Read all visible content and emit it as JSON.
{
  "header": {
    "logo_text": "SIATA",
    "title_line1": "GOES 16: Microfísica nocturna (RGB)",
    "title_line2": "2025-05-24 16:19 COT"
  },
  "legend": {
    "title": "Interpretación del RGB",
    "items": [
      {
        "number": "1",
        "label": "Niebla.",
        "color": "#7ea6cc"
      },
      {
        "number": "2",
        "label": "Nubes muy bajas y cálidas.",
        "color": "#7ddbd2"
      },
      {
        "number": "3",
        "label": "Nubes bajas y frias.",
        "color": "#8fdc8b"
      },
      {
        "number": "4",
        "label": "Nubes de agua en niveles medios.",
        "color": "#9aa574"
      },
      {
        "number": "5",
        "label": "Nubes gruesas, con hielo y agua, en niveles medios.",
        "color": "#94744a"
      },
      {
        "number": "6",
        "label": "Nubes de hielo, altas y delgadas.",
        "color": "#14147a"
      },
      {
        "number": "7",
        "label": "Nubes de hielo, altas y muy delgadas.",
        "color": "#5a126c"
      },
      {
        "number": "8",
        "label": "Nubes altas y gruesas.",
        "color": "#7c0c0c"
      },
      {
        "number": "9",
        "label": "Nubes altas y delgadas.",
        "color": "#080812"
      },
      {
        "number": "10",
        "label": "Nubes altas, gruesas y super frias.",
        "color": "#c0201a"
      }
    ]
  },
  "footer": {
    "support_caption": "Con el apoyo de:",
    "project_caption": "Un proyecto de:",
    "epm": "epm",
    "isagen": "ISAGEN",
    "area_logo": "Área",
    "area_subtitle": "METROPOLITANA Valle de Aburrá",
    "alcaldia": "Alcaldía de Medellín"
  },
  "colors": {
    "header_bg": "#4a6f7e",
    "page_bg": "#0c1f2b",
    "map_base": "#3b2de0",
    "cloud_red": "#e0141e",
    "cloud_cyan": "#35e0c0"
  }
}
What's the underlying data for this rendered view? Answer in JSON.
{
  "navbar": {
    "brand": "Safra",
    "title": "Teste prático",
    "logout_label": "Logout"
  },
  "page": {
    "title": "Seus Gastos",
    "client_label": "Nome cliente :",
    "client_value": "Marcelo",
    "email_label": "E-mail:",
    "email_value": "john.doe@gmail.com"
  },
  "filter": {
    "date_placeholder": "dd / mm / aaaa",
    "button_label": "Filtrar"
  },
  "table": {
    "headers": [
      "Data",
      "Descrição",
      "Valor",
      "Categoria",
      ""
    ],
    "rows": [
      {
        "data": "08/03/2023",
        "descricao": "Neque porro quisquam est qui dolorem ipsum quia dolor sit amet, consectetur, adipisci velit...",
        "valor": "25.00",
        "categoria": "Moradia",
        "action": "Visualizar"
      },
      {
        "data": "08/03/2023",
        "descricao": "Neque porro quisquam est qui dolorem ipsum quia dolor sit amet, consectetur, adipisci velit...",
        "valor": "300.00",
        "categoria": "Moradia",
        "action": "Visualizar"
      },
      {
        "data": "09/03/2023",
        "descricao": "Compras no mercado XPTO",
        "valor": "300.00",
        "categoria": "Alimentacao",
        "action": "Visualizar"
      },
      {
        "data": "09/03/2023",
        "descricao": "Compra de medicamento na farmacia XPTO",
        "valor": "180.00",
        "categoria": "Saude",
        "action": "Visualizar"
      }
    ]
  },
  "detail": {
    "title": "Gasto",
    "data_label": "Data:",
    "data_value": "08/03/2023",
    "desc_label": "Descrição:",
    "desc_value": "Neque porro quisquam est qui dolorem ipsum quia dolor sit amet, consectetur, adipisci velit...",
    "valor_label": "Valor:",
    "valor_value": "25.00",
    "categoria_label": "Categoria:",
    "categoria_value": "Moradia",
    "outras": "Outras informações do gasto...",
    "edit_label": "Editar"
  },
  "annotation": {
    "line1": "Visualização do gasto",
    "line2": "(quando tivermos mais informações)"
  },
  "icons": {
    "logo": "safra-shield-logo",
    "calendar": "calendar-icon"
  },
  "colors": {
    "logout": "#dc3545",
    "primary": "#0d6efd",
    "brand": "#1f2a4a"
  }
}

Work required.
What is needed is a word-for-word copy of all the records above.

Task answer.
Read all visible content and emit it as JSON.
{
  "header": {
    "logo_text": "SIATA",
    "title_line1": "GOES 16: Microfísica nocturna (RGB)",
    "title_line2": "2025-05-24 16:19 COT"
  },
  "legend": {
    "title": "Interpretación del RGB",
    "items": [
      {
        "number": "1",
        "label": "Niebla.",
        "color": "#7ea6cc"
      },
      {
        "number": "2",
        "label": "Nubes muy bajas y cálidas.",
        "color": "#7ddbd2"
      },
      {
        "number": "3",
        "label": "Nubes bajas y frias.",
        "color": "#8fdc8b"
      },
      {
        "number": "4",
        "label": "Nubes de agua en niveles medios.",
        "color": "#9aa574"
      },
      {
        "number": "5",
        "label": "Nubes gruesas, con hielo y agua, en niveles medios.",
        "color": "#94744a"
      },
      {
        "number": "6",
        "label": "Nubes de hielo, altas y delgadas.",
        "color": "#14147a"
      },
      {
        "number": "7",
        "label": "Nubes de hielo, altas y muy delgadas.",
        "color": "#5a126c"
      },
      {
        "number": "8",
        "label": "Nubes altas y gruesas.",
        "color": "#7c0c0c"
      },
      {
        "number": "9",
        "label": "Nubes altas y delgadas.",
        "color": "#080812"
      },
      {
        "number": "10",
        "label": "Nubes altas, gruesas y super frias.",
        "color": "#c0201a"
      }
    ]
  },
  "footer": {
    "support_caption": "Con el apoyo de:",
    "project_caption": "Un proyecto de:",
    "epm": "epm",
    "isagen": "ISAGEN",
    "area_logo": "Área",
    "area_subtitle": "METROPOLITANA Valle de Aburrá",
    "alcaldia": "Alcaldía de Medellín"
  },
  "colors": {
    "header_bg": "#4a6f7e",
    "page_bg": "#0c1f2b",
    "map_base": "#3b2de0",
    "cloud_red": "#e0141e",
    "cloud_cyan": "#35e0c0"
  }
}
What's the underlying data for this rendered view? Answer in JSON.
{
  "navbar": {
    "brand": "Safra",
    "title": "Teste prático",
    "logout_label": "Logout"
  },
  "page": {
    "title": "Seus Gastos",
    "client_label": "Nome cliente :",
    "client_value": "Marcelo",
    "email_label": "E-mail:",
    "email_value": "john.doe@gmail.com"
  },
  "filter": {
    "date_placeholder": "dd / mm / aaaa",
    "button_label": "Filtrar"
  },
  "table": {
    "headers": [
      "Data",
      "Descrição",
      "Valor",
      "Categoria",
      ""
    ],
    "rows": [
      {
        "data": "08/03/2023",
        "descricao": "Neque porro quisquam est qui dolorem ipsum quia dolor sit amet, consectetur, adipisci velit...",
        "valor": "25.00",
        "categoria": "Moradia",
        "action": "Visualizar"
      },
      {
        "data": "08/03/2023",
        "descricao": "Neque porro quisquam est qui dolorem ipsum quia dolor sit amet, consectetur, adipisci velit...",
        "valor": "300.00",
        "categoria": "Moradia",
        "action": "Visualizar"
      },
      {
        "data": "09/03/2023",
        "descricao": "Compras no mercado XPTO",
        "valor": "300.00",
        "categoria": "Alimentacao",
        "action": "Visualizar"
      },
      {
        "data": "09/03/2023",
        "descricao": "Compra de medicamento na farmacia XPTO",
        "valor": "180.00",
        "categoria": "Saude",
        "action": "Visualizar"
      }
    ]
  },
  "detail": {
    "title": "Gasto",
    "data_label": "Data:",
    "data_value": "08/03/2023",
    "desc_label": "Descrição:",
    "desc_value": "Neque porro quisquam est qui dolorem ipsum quia dolor sit amet, consectetur, adipisci velit...",
    "valor_label": "Valor:",
    "valor_value": "25.00",
    "categoria_label": "Categoria:",
    "categoria_value": "Moradia",
    "outras": "Outras informações do gasto...",
    "edit_label": "Editar"
  },
  "annotation": {
    "line1": "Visualização do gasto",
    "line2": "(quando tivermos mais informações)"
  },
  "icons": {
    "logo": "safra-shield-logo",
    "calendar": "calendar-icon"
  },
  "colors": {
    "logout": "#dc3545",
    "primary": "#0d6efd",
    "brand": "#1f2a4a"
  }
}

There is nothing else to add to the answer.